“That all changed one day. I came outside, and the landlord’s father was walking around our yard. I’d never seen him before, so I went down to say hello and asked if he needed any help. He kept repeating things like ‘where is the gate’—there used to be a gate in the backyard but it was broken and the landlord didn’t want to fix it, so we threw it out. He then started saying how he was worried about a tree in the front yard and how it might affect the foundations. We thought everything would be fine at that point because if he was concerned about sturdiness of the house, it would mean that the family wasn’t ready to tear it down.
“The next day, he walked back into our home with his son, completely unannounced. He took some pictures, and an hour later he came back with an eviction notice.
“That eviction wasn’t legally valid, so we filed our papers with the Residential Tenancy Branch to stop him. But soon after he gave us another eviction order which did comply with the tenancy act, based on the fact that a lot of people live here.
“He’s now emailing us regularly, asking us to do tasks like repainting the whole house, or fixing the floor of the balcony. These are all problems that we’ve been telling the landlord about for years, and he's never asked us to repair them, nor has he done a single thing about himself. Now they’re trying to get us to foot the bill for it, even though the son has known for years and years that it’s been this way, and it’s not our responsibility to repair structural damage to the house. We tried to have a conversation with the landlord lots of times when things broke that we didn't have the skills to repair, but he didn’t seem to care.
“There are also a lot of problems with our lease. There’s no date on it. It doesn’t have an address. The amount that we are paying in rent is different to what is on the agreement. On top of that, there are technically two suites in the house, so there are two signatories on the lease. Now the landlord is saying that he didn’t give us permission to sublet out any rooms, as if only two people were allowed to live in this giant property—even though he knew there were more than that staying there.
“I’ll be the first to admit that no-one really wants their house to look like what it does now.

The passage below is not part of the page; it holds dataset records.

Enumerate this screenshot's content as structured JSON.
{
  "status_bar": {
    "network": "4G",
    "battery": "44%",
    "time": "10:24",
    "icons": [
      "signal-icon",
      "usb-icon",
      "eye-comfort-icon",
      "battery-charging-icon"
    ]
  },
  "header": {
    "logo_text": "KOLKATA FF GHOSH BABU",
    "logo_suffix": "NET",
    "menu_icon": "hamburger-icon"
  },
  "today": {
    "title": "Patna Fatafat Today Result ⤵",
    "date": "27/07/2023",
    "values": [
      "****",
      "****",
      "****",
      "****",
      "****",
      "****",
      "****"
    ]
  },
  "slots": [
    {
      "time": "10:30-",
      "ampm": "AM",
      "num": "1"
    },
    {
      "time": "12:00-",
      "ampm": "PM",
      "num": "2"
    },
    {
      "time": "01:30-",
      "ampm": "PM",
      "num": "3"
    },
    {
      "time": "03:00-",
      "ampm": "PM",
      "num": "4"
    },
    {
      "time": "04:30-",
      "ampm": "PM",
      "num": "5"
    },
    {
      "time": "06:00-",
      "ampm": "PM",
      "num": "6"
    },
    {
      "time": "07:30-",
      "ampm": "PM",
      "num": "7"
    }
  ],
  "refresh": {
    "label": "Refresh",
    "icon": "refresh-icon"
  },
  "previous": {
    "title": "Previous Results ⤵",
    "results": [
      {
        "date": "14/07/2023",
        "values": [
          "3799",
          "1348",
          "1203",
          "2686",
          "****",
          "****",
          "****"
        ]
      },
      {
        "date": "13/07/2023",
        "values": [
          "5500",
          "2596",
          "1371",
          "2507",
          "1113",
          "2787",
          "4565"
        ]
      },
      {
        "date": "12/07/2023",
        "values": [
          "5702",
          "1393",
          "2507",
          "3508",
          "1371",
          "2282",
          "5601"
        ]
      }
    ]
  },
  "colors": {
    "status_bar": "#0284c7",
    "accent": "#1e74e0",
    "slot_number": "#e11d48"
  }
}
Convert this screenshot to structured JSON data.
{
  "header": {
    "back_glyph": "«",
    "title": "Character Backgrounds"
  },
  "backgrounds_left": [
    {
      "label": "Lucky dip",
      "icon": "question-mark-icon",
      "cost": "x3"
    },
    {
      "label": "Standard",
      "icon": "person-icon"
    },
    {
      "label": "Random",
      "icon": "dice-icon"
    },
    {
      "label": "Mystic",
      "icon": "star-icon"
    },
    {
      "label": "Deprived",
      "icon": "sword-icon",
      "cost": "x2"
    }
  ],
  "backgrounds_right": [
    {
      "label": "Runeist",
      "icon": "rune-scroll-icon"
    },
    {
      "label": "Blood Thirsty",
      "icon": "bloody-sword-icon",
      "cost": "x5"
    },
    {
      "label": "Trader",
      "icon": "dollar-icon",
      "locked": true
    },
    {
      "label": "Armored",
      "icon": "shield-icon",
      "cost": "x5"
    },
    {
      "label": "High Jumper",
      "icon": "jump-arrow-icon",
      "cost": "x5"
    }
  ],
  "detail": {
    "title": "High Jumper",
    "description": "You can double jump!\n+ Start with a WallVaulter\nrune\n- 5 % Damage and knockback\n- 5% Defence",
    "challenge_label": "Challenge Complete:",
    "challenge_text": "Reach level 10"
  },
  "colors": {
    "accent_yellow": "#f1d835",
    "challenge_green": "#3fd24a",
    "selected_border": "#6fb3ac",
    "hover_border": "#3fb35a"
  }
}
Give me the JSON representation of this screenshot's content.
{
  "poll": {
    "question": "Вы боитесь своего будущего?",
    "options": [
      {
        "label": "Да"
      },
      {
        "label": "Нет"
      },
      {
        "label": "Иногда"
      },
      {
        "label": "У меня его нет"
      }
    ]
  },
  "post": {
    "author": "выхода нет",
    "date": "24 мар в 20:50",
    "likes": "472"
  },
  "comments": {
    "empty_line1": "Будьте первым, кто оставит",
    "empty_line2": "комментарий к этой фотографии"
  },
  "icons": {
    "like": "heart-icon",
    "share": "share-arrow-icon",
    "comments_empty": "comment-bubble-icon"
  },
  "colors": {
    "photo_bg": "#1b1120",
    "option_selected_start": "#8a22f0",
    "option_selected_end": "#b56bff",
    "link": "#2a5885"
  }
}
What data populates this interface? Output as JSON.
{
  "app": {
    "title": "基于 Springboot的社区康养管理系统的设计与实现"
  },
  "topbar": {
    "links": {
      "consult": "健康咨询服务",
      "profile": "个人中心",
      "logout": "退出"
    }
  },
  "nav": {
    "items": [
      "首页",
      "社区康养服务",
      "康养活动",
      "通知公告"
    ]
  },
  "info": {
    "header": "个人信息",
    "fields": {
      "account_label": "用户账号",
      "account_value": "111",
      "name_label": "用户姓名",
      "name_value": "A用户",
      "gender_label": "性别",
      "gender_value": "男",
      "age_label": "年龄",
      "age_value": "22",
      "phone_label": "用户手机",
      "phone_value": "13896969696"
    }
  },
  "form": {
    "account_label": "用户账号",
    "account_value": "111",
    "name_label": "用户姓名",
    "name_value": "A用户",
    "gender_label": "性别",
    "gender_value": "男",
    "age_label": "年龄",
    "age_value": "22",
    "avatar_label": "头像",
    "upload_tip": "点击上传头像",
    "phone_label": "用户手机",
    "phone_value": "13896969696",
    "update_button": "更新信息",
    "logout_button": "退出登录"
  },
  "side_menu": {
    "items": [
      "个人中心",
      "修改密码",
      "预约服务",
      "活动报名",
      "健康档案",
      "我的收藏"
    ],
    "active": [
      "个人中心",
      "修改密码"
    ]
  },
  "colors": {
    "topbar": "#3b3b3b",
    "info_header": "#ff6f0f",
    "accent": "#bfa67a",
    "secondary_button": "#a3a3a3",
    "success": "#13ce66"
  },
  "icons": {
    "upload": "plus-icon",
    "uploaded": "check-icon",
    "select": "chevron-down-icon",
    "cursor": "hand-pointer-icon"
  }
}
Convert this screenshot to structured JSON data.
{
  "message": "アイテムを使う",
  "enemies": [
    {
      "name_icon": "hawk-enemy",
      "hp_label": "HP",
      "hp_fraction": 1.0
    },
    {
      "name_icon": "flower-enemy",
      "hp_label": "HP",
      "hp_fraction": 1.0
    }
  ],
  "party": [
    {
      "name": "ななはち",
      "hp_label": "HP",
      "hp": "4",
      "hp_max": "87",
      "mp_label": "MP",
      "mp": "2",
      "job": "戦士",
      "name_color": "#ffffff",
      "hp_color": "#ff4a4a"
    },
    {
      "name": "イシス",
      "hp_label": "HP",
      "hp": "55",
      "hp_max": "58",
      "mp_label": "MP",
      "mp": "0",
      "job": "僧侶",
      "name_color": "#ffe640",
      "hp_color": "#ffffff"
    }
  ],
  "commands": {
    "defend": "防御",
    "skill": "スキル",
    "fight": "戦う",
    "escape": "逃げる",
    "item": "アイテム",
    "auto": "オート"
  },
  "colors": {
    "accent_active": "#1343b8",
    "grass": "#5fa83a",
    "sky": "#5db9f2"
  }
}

But at the same time, we always thought that we’d have the place until it was torn down, like the landlord said. We never thought people would live in the house after us. Now we’ve been told that they want to renovate the property, and obviously increase the rent.
“I’m not sure what we’re all going to do next. It’s very competitive to find a new place to live, and none of us are the best candidates—we’re all quite young and don’t have the biggest incomes. Everywhere we look is at least $1200 more for 1000 square feet less. ”More